→ **ASSIGNMENT**: Where "wine" appears in a line of the entries below, that line should be copied.
┌──
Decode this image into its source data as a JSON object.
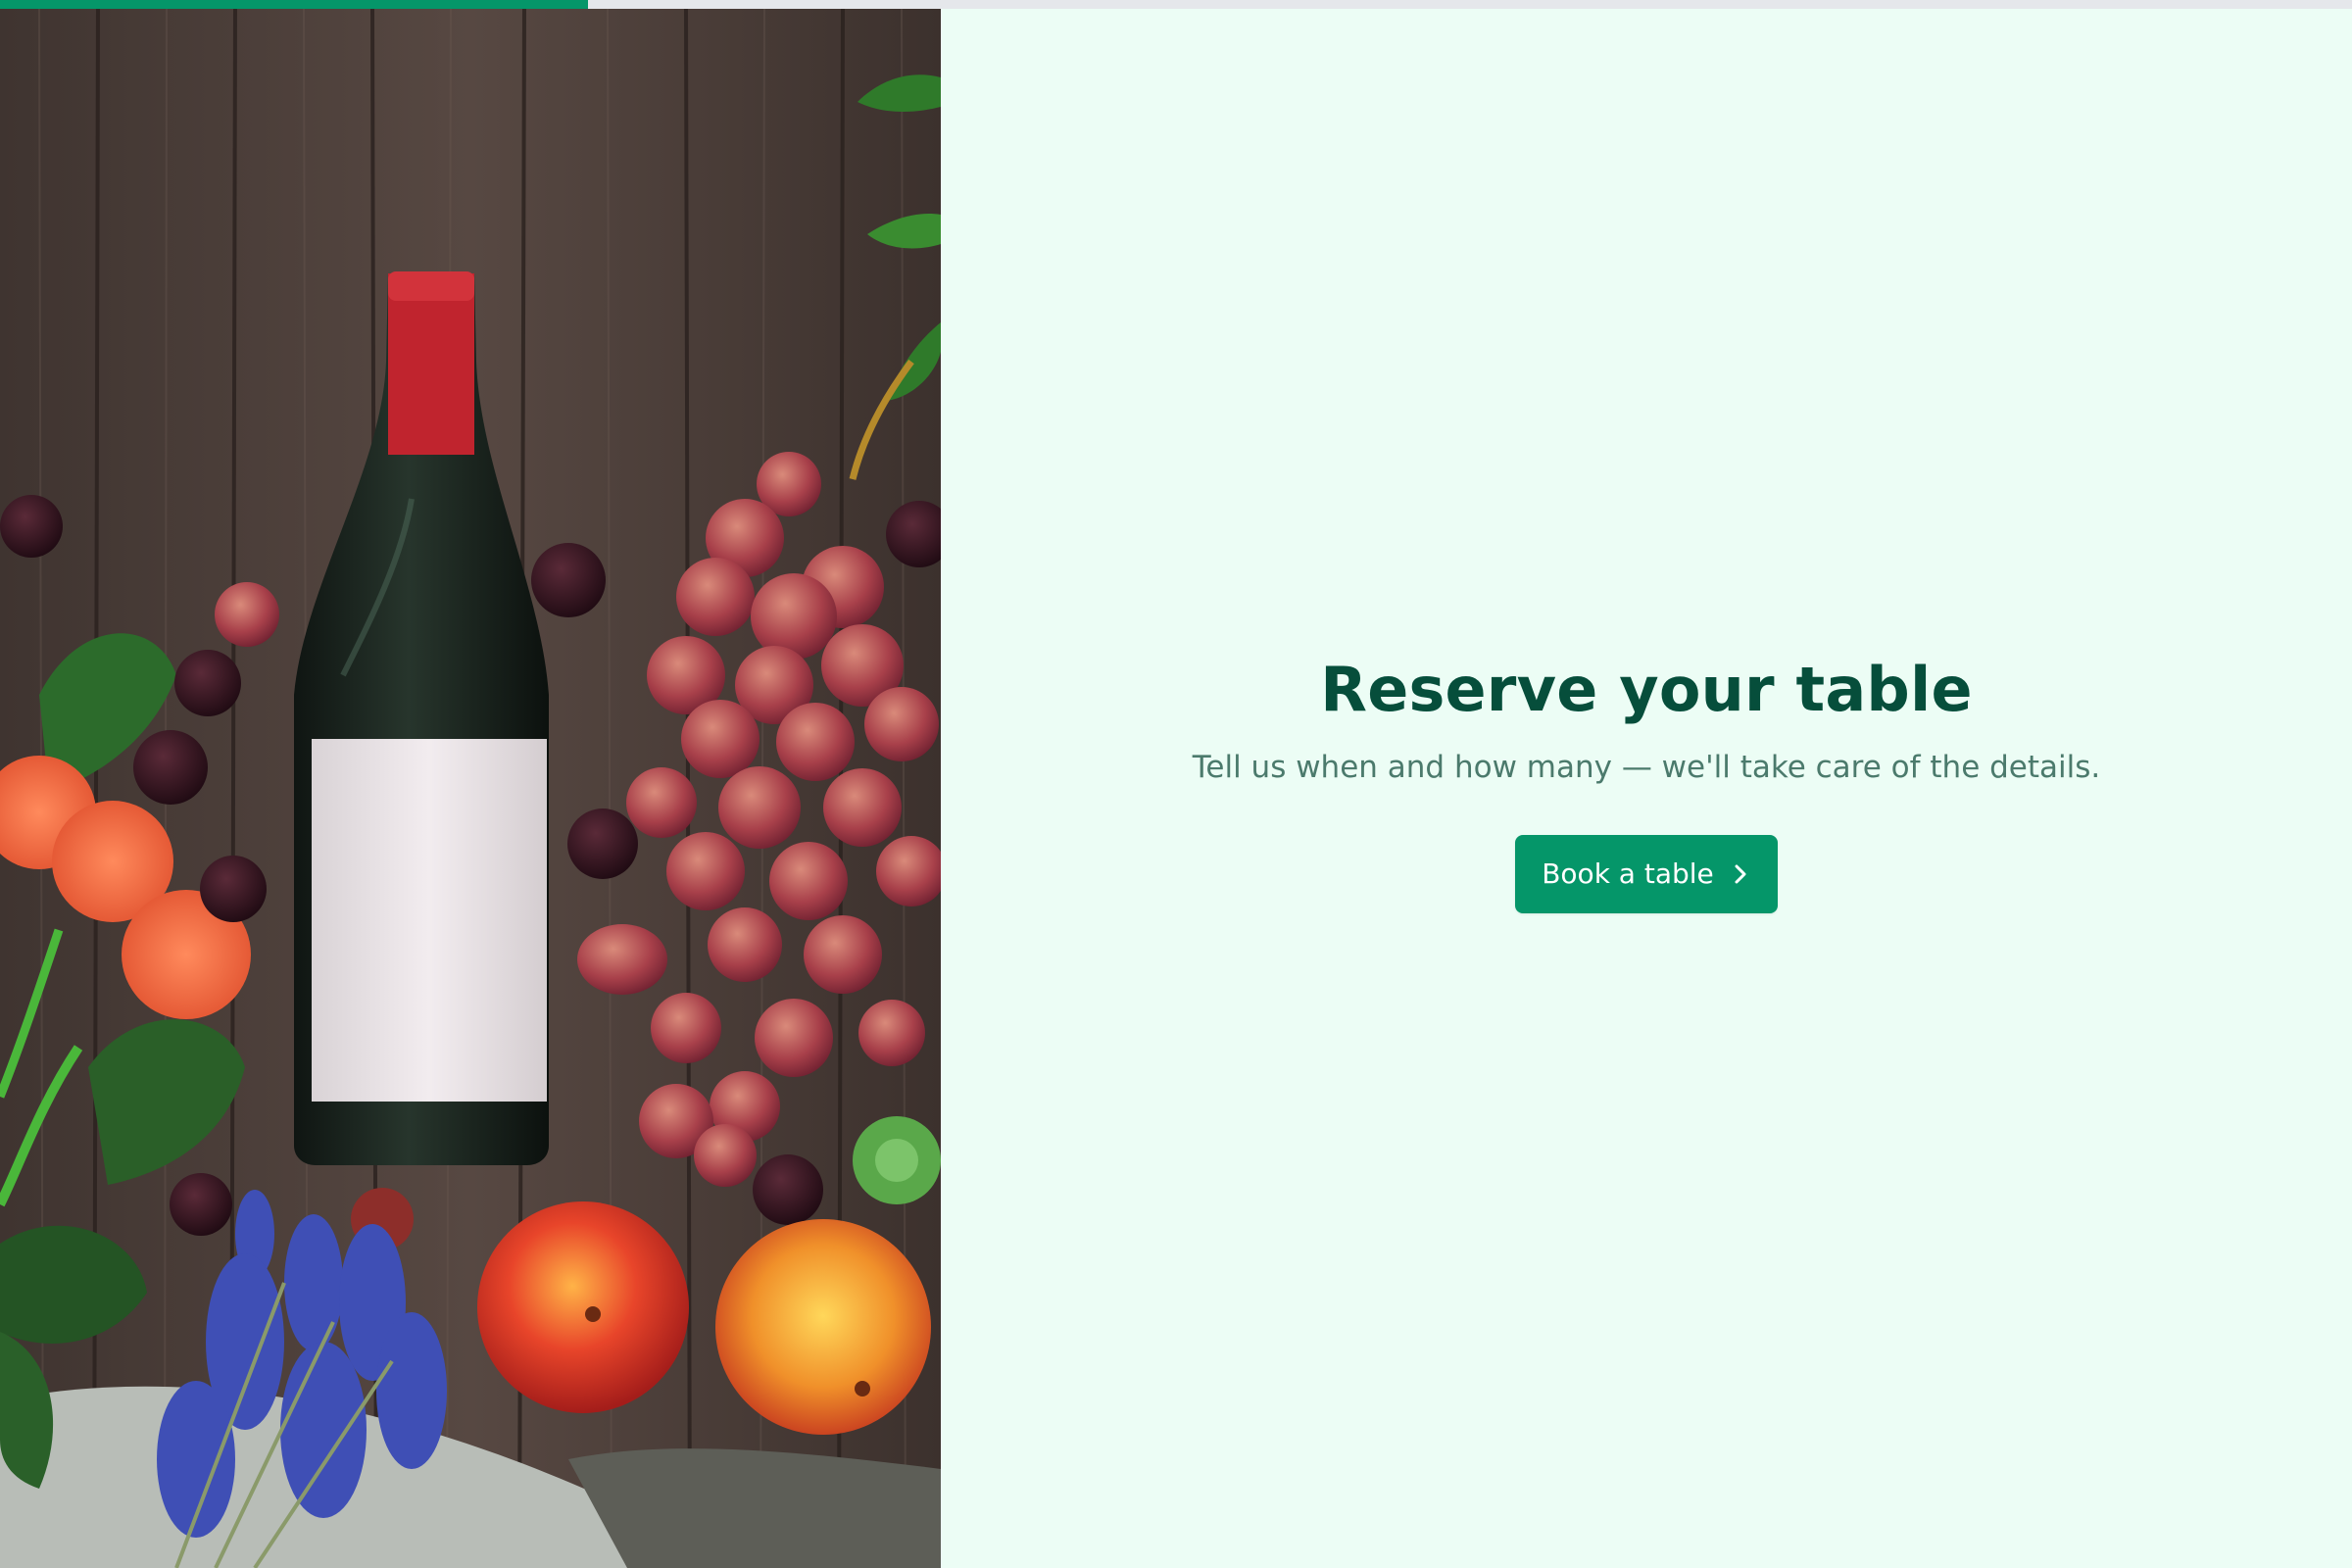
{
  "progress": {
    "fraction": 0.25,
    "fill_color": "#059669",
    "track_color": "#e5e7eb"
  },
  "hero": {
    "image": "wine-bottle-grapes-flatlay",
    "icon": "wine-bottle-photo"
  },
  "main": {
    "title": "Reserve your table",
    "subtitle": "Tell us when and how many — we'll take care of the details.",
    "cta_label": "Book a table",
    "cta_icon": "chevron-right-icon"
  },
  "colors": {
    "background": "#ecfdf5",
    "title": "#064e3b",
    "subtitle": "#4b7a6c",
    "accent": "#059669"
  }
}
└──
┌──
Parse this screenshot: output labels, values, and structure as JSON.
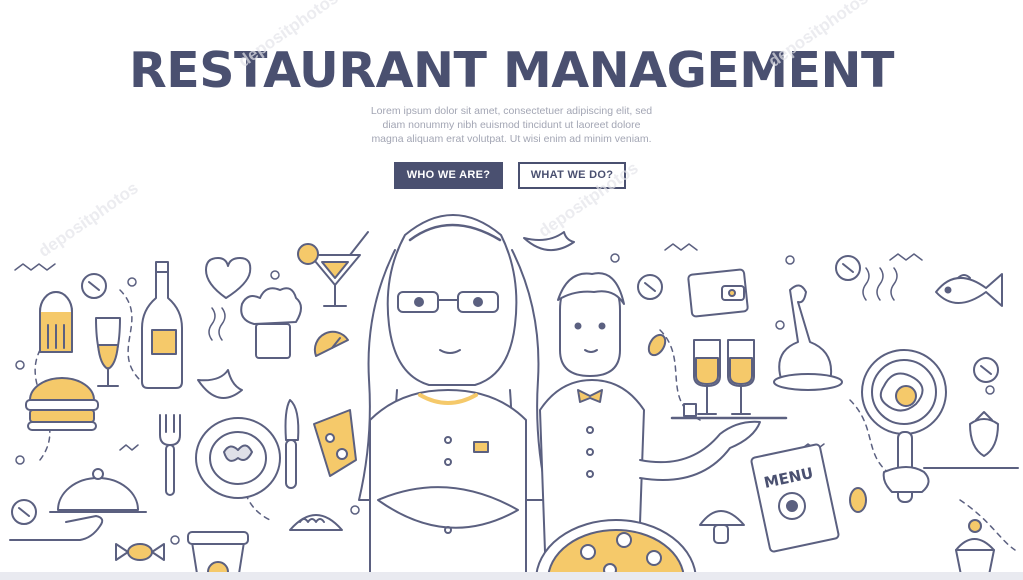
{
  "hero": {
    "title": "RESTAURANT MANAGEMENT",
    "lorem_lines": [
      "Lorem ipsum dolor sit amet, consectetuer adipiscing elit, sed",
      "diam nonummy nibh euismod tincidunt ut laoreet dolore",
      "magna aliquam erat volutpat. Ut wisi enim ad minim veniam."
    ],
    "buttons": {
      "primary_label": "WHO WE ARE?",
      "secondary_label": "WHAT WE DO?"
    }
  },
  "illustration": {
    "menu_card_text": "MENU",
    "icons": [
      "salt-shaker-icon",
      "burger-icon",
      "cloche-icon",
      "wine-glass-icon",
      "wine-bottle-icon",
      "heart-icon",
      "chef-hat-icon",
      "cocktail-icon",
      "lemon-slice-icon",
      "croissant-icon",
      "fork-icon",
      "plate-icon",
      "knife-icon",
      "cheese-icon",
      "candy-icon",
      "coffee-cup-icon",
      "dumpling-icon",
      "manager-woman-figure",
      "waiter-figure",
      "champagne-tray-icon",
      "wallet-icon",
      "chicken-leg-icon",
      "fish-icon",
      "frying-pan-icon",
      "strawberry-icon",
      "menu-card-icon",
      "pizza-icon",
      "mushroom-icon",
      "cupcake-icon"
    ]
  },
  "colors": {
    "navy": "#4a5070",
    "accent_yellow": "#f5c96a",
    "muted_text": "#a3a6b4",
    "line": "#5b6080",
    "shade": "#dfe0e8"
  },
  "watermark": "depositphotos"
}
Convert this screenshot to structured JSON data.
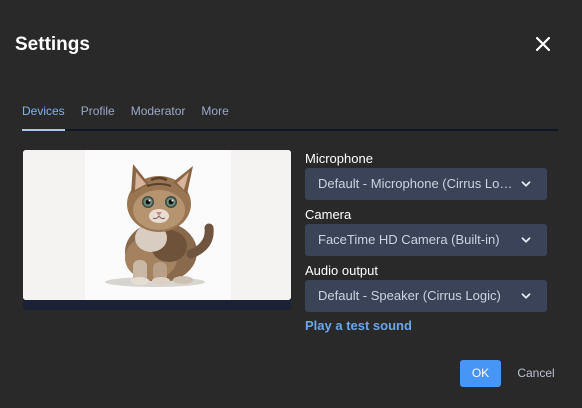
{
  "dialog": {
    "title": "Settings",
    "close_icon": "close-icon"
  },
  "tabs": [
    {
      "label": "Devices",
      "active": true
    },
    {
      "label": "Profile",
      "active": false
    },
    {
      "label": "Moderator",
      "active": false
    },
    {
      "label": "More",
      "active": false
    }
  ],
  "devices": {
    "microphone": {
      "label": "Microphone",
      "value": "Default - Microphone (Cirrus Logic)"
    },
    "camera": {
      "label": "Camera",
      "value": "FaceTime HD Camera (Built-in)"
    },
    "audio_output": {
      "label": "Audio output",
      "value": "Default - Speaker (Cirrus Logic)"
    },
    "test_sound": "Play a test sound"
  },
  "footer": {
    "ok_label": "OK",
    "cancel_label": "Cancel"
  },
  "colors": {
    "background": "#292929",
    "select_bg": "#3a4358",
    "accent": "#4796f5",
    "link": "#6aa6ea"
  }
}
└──
→ **TASK SOLUTION**:
    "image": "wine-bottle-grapes-flatlay",
    "icon": "wine-bottle-photo"
      "wine-glass-icon",
      "wine-bottle-icon",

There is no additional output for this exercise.